And this being “non-toxic Tuesday,” I have set myself what should be a simple, non-toxic love challenge: I’m going to try to get through an entire day without “thinking out loud,” also known as “talking to myself.” I have to be able to do this first, before I even think about trying to learn to meditate. I mean, meditate? You have to shut up inside your head! Who does that? Really, who can actually do that? Not me, not yet. Not NOW.
On the simpler task of not talking out loud to myself?
I already failed at it. Within seconds.
Seriously, seconds. I narrated my way through the house just to get to my laptop to write this. The only time I really succeed in being quiet (in terms of not having sounds come out of my mouth through the mechanism of my voice) is when I’m writing. But when I’m writing, words are still coming out, and I’m throwing the flag on that. Writing, while pleasurable and cathartic for me, will not count as stillness.
Talking to the cat, however, is exempt. She counts as another sentient being and talking to her is paying attention to her, now, so there.
Talking out loud to my late husband is also exempt. It just is, OK?
Reflexively saying “excuse me” out loud in an otherwise empty house when I sneeze or commit some other involuntary bodily expostulation is also exempt.
Listening to music is OK as long as I don’t talk back to the radio (e.g., Oh, come on, Carl! It’s 6 a.m.! Do we really need crashy-bangy Beethoven at 6 a.m.? Would it hurt so much to start the day with a little Palestrina or Bach cello sonata or something?)
Reading is OK, and talking back to my favorite literary characters, laughing with them, crying with them, all good. (See, “it just is, OK?”, above).
Other than that, however, I am declaring my constant stream of babbling self-talk to be a form of displacement activity: a way to avoid being still. Being still requires being QUIET and listening. A kind of surrender (also not my forte. I’m a stand-my-ground-and-wear- you-down type).

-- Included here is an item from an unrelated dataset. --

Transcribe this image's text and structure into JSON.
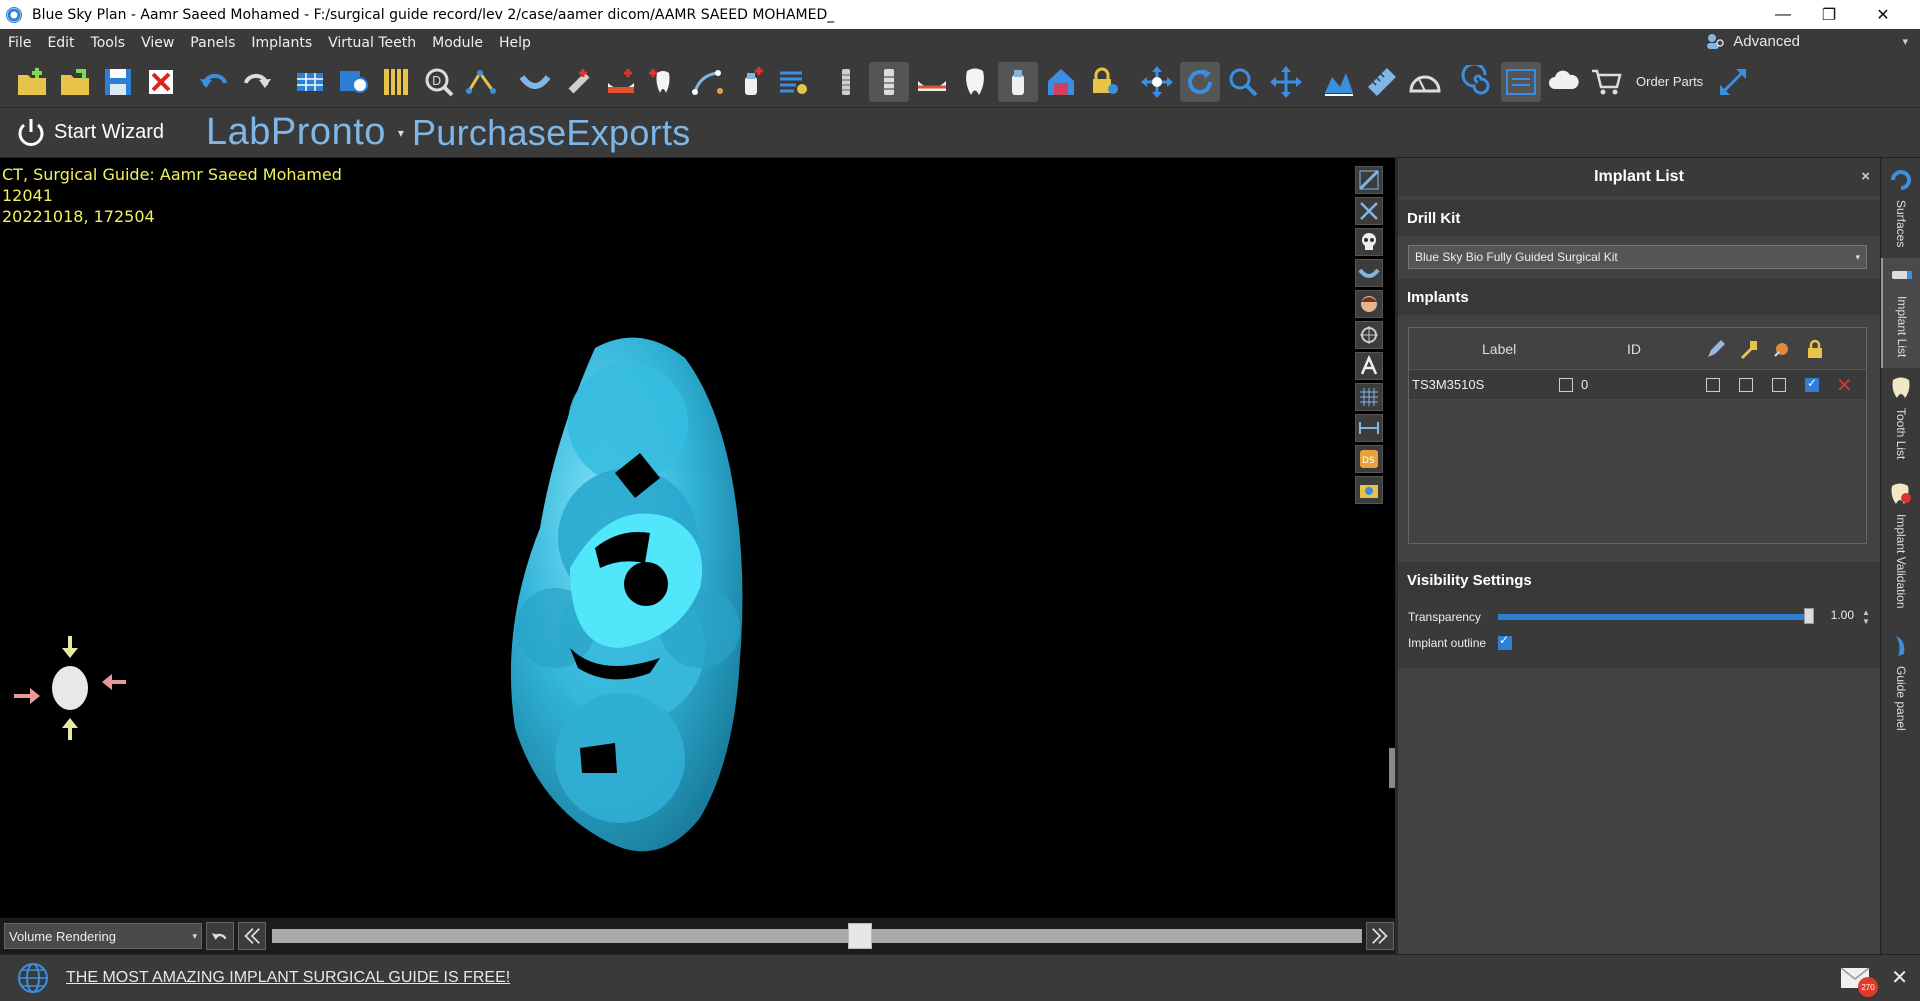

The photo up there is of the male cardinal who lives in the yard. He’s in the crabtree by the deck, in all his crimson glory. What you probably can’t see is the female, who is always with him, and is near him in that tree, hidden in the background, far less ostentatious, quiet, steady, faithful, constant. Present, but not presenting. I want to be more like her. For the time being, anyway. For now.
When the sun comes back out, regardless of the temperature, I think I will take that brisk walk. I hope the only sound I make will be my breathing and the crunch of my boots on the snowy path. I’ll watch the red tailed hawks soar and circle, but I won’t exclaim. I’ll work on being still.
Oh, and I’ll mute notifications on my phone, for the duration of the walk. It’s a start, anyway.
I’ll keep you posted.
Until then, I remain,
Your most devoted, humble, obedient, etc.